HONG KONG (NNI) – Over l,000 foreigners are teaching English inside China today, and the vast majority of them are evangelical Christians. Indeed, according to Thomas Lawrence, coordinator of a training agency for Christian teachers about to enter China, this is an imbalance preferred by Chinese educational authorities.
“In one major city,” Lawrence said, “if an applicant leaves blank the section on religion in the application form, the Chinese automatically reject that person. They prefer Christians.”
Over the past few years, as China has opened up and invited English teachers as well as foreign professionals to work in the country, Christians have impressed the Chinese authorities in two major ways. First, they have higher moral standards than many of their non-Christian counterparts. Second, they are often more willing to cope with the primitive and frustrating conditions that accompany teaching inside China.

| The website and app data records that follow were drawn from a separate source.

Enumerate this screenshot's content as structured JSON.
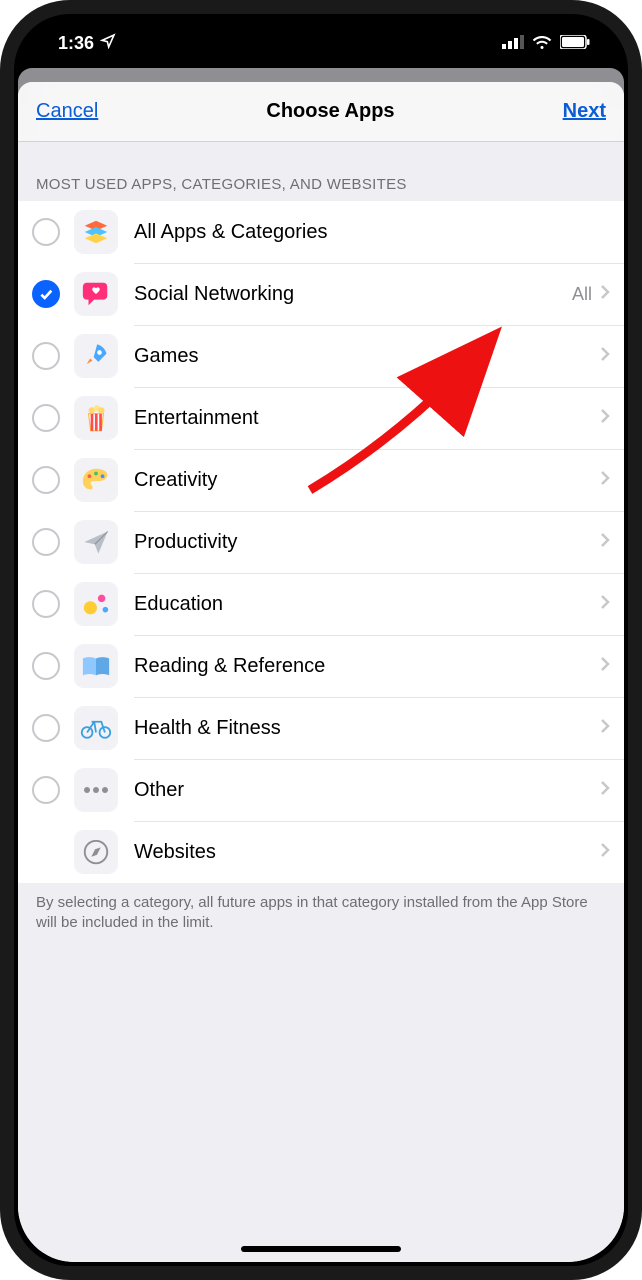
{
  "status": {
    "time": "1:36"
  },
  "nav": {
    "cancel": "Cancel",
    "title": "Choose Apps",
    "next": "Next"
  },
  "section_header": "MOST USED APPS, CATEGORIES, AND WEBSITES",
  "rows": {
    "all": {
      "label": "All Apps & Categories"
    },
    "social": {
      "label": "Social Networking",
      "detail": "All"
    },
    "games": {
      "label": "Games"
    },
    "ent": {
      "label": "Entertainment"
    },
    "create": {
      "label": "Creativity"
    },
    "prod": {
      "label": "Productivity"
    },
    "edu": {
      "label": "Education"
    },
    "read": {
      "label": "Reading & Reference"
    },
    "health": {
      "label": "Health & Fitness"
    },
    "other": {
      "label": "Other"
    },
    "web": {
      "label": "Websites"
    }
  },
  "footer": "By selecting a category, all future apps in that category installed from the App Store will be included in the limit."
}
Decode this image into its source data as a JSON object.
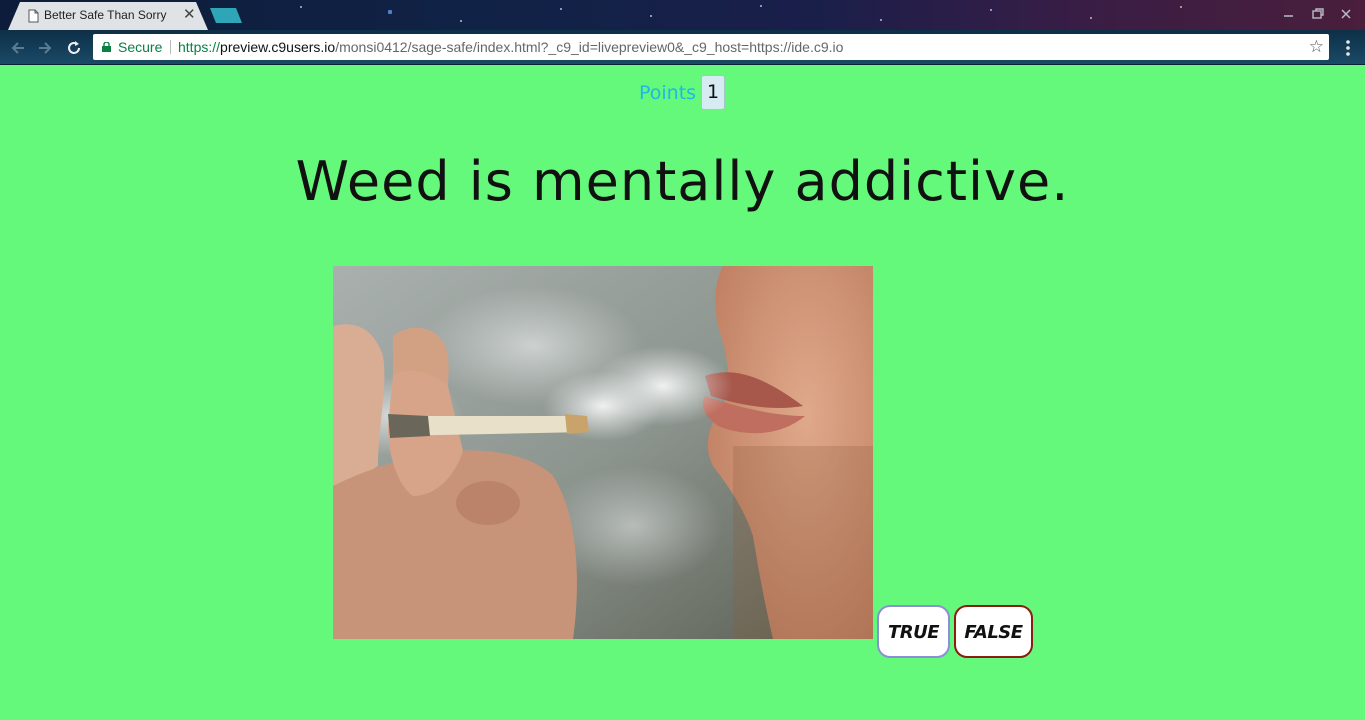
{
  "browser": {
    "tab_title": "Better Safe Than Sorry",
    "tab_close": "✕",
    "secure_label": "Secure",
    "url_scheme": "https://",
    "url_host": "preview.c9users.io",
    "url_path": "/monsi0412/sage-safe/index.html?_c9_id=livepreview0&_c9_host=https://ide.c9.io",
    "icons": [
      "page-icon",
      "back-icon",
      "forward-icon",
      "reload-icon",
      "lock-icon",
      "star-icon",
      "menu-icon",
      "minimize-icon",
      "restore-icon",
      "close-icon"
    ]
  },
  "game": {
    "points_label": "Points",
    "points_value": "1",
    "question": "Weed is mentally addictive.",
    "true_label": "TRUE",
    "false_label": "FALSE"
  },
  "colors": {
    "page_background": "#64f97a",
    "points_label": "#1fb8e6",
    "true_border": "#8a8fd6",
    "false_border": "#8a1c12",
    "secure_green": "#0b8043"
  }
}
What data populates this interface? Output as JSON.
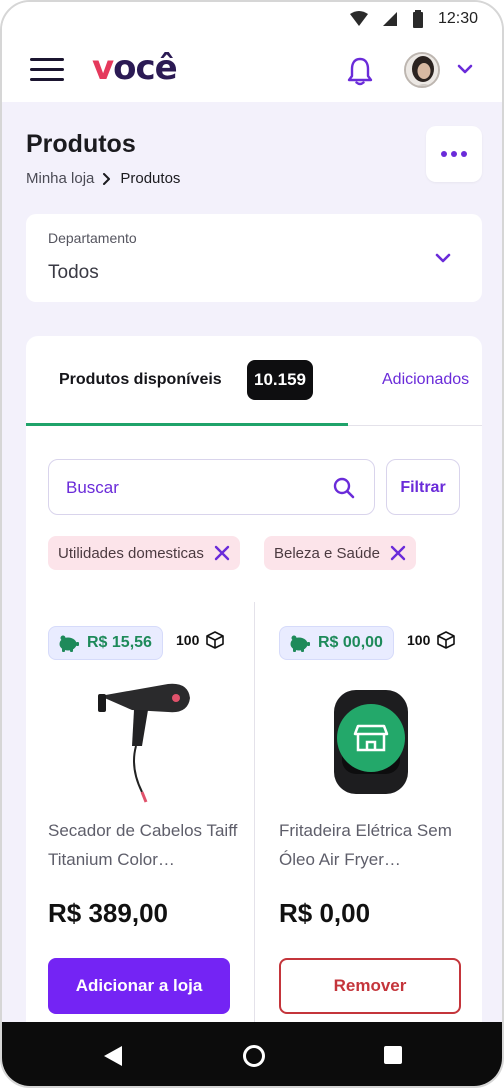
{
  "status_bar": {
    "time": "12:30"
  },
  "header": {
    "logo_text": "você",
    "menu_icon": "hamburger-icon",
    "notification_icon": "bell-icon",
    "avatar": "avatar",
    "account_chevron": "chevron-down-icon"
  },
  "page": {
    "title": "Produtos",
    "breadcrumb": {
      "parent": "Minha loja",
      "current": "Produtos"
    },
    "more_icon": "more-dots-icon"
  },
  "department": {
    "label": "Departamento",
    "value": "Todos"
  },
  "tabs": {
    "available": {
      "label": "Produtos disponíveis",
      "count": "10.159"
    },
    "added": {
      "label": "Adicionados"
    }
  },
  "search": {
    "placeholder": "Buscar",
    "filter_label": "Filtrar"
  },
  "filter_chips": [
    {
      "label": "Utilidades domesticas"
    },
    {
      "label": "Beleza e Saúde"
    }
  ],
  "products": [
    {
      "cashback": "R$ 15,56",
      "stock": "100",
      "name": "Secador de Cabelos Taiff Titanium Color…",
      "price": "R$ 389,00",
      "action": "Adicionar a loja"
    },
    {
      "cashback": "R$ 00,00",
      "stock": "100",
      "name": "Fritadeira Elétrica Sem Óleo Air Fryer…",
      "price": "R$ 0,00",
      "action": "Remover"
    }
  ],
  "colors": {
    "accent": "#7424f4",
    "link": "#6a2bd9",
    "success": "#1e8a5a",
    "danger": "#c4353b",
    "background": "#f3f1fb"
  }
}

Lawrence said a teacher in China today has to handle a bewildering array of problems ranging from electricity blackouts during classes and shortages of suitable textbooks, to poor living conditions and social isolation. But by far the greatest frustrations occur in the classroom situation. Said Lawrence, “It is quite common to be asked to teach oral English in a class of 25, when the maximum for an oral class should be no higher than six.”
Asked if any Christian teachers had been thrown out of the country for sharing their faith, Lawrence replied, “If they preach the gospel in place of teaching English they may be ejected, and this has happened in a very few cases.” He stressed that their ejection stemmed basically from failing to do the job they were hired to do. He added, “Witnessing should be outside the classroom context, occurring naturally as friendships are made with the students.”
China continues to present an open door to Christian professionals who are dedicated to their field of work, able to endure hardship, and content to share their faith with discernment.